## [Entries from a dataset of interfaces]
[Start of Attachment]
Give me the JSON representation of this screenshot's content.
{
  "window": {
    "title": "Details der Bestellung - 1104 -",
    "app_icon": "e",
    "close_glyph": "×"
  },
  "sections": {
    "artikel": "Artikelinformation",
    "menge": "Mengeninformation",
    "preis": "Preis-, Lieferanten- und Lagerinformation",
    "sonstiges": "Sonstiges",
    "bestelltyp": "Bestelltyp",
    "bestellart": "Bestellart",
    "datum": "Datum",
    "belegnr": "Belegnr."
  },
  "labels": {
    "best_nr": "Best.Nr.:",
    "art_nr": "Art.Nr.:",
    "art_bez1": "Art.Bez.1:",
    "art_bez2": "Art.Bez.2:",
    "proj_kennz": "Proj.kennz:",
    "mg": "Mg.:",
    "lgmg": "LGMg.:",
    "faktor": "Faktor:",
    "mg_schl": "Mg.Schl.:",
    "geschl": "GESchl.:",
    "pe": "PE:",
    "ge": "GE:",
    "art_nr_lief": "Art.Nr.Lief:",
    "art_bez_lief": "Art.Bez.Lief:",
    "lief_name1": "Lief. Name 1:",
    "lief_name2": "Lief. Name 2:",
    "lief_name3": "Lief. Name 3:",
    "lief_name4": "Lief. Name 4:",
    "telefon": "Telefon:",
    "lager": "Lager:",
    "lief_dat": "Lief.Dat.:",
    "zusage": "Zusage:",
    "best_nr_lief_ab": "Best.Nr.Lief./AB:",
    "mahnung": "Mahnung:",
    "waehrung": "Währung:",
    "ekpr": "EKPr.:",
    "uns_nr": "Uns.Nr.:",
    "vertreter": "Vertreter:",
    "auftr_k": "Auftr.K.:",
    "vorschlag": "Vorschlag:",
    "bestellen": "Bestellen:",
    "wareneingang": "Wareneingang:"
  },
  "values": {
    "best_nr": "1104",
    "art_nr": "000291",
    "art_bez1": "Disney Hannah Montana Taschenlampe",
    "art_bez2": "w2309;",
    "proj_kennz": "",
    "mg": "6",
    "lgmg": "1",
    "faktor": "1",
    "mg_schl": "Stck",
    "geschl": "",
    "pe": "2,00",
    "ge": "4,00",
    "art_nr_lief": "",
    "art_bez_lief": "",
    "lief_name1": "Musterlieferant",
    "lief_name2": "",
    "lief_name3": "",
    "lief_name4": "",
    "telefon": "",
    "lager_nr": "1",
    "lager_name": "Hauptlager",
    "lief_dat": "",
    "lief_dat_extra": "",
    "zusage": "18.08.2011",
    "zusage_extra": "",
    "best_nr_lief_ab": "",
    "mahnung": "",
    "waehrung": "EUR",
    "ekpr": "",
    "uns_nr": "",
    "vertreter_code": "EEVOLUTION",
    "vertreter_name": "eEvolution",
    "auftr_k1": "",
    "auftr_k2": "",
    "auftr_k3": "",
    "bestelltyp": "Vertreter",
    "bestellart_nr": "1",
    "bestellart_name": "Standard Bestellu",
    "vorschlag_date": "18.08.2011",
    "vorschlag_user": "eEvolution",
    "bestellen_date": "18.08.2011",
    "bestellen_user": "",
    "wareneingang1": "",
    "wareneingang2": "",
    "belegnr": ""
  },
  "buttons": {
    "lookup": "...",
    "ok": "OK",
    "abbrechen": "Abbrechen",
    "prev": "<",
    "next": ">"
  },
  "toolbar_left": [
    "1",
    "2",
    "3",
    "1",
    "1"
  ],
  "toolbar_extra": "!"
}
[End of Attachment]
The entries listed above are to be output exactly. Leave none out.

Give me the JSON representation of this screenshot's content.
{
  "window": {
    "title": "Details der Bestellung - 1104 -",
    "app_icon": "e",
    "close_glyph": "×"
  },
  "sections": {
    "artikel": "Artikelinformation",
    "menge": "Mengeninformation",
    "preis": "Preis-, Lieferanten- und Lagerinformation",
    "sonstiges": "Sonstiges",
    "bestelltyp": "Bestelltyp",
    "bestellart": "Bestellart",
    "datum": "Datum",
    "belegnr": "Belegnr."
  },
  "labels": {
    "best_nr": "Best.Nr.:",
    "art_nr": "Art.Nr.:",
    "art_bez1": "Art.Bez.1:",
    "art_bez2": "Art.Bez.2:",
    "proj_kennz": "Proj.kennz:",
    "mg": "Mg.:",
    "lgmg": "LGMg.:",
    "faktor": "Faktor:",
    "mg_schl": "Mg.Schl.:",
    "geschl": "GESchl.:",
    "pe": "PE:",
    "ge": "GE:",
    "art_nr_lief": "Art.Nr.Lief:",
    "art_bez_lief": "Art.Bez.Lief:",
    "lief_name1": "Lief. Name 1:",
    "lief_name2": "Lief. Name 2:",
    "lief_name3": "Lief. Name 3:",
    "lief_name4": "Lief. Name 4:",
    "telefon": "Telefon:",
    "lager": "Lager:",
    "lief_dat": "Lief.Dat.:",
    "zusage": "Zusage:",
    "best_nr_lief_ab": "Best.Nr.Lief./AB:",
    "mahnung": "Mahnung:",
    "waehrung": "Währung:",
    "ekpr": "EKPr.:",
    "uns_nr": "Uns.Nr.:",
    "vertreter": "Vertreter:",
    "auftr_k": "Auftr.K.:",
    "vorschlag": "Vorschlag:",
    "bestellen": "Bestellen:",
    "wareneingang": "Wareneingang:"
  },
  "values": {
    "best_nr": "1104",
    "art_nr": "000291",
    "art_bez1": "Disney Hannah Montana Taschenlampe",
    "art_bez2": "w2309;",
    "proj_kennz": "",
    "mg": "6",
    "lgmg": "1",
    "faktor": "1",
    "mg_schl": "Stck",
    "geschl": "",
    "pe": "2,00",
    "ge": "4,00",
    "art_nr_lief": "",
    "art_bez_lief": "",
    "lief_name1": "Musterlieferant",
    "lief_name2": "",
    "lief_name3": "",
    "lief_name4": "",
    "telefon": "",
    "lager_nr": "1",
    "lager_name": "Hauptlager",
    "lief_dat": "",
    "lief_dat_extra": "",
    "zusage": "18.08.2011",
    "zusage_extra": "",
    "best_nr_lief_ab": "",
    "mahnung": "",
    "waehrung": "EUR",
    "ekpr": "",
    "uns_nr": "",
    "vertreter_code": "EEVOLUTION",
    "vertreter_name": "eEvolution",
    "auftr_k1": "",
    "auftr_k2": "",
    "auftr_k3": "",
    "bestelltyp": "Vertreter",
    "bestellart_nr": "1",
    "bestellart_name": "Standard Bestellu",
    "vorschlag_date": "18.08.2011",
    "vorschlag_user": "eEvolution",
    "bestellen_date": "18.08.2011",
    "bestellen_user": "",
    "wareneingang1": "",
    "wareneingang2": "",
    "belegnr": ""
  },
  "buttons": {
    "lookup": "...",
    "ok": "OK",
    "abbrechen": "Abbrechen",
    "prev": "<",
    "next": ">"
  },
  "toolbar_left": [
    "1",
    "2",
    "3",
    "1",
    "1"
  ],
  "toolbar_extra": "!"
}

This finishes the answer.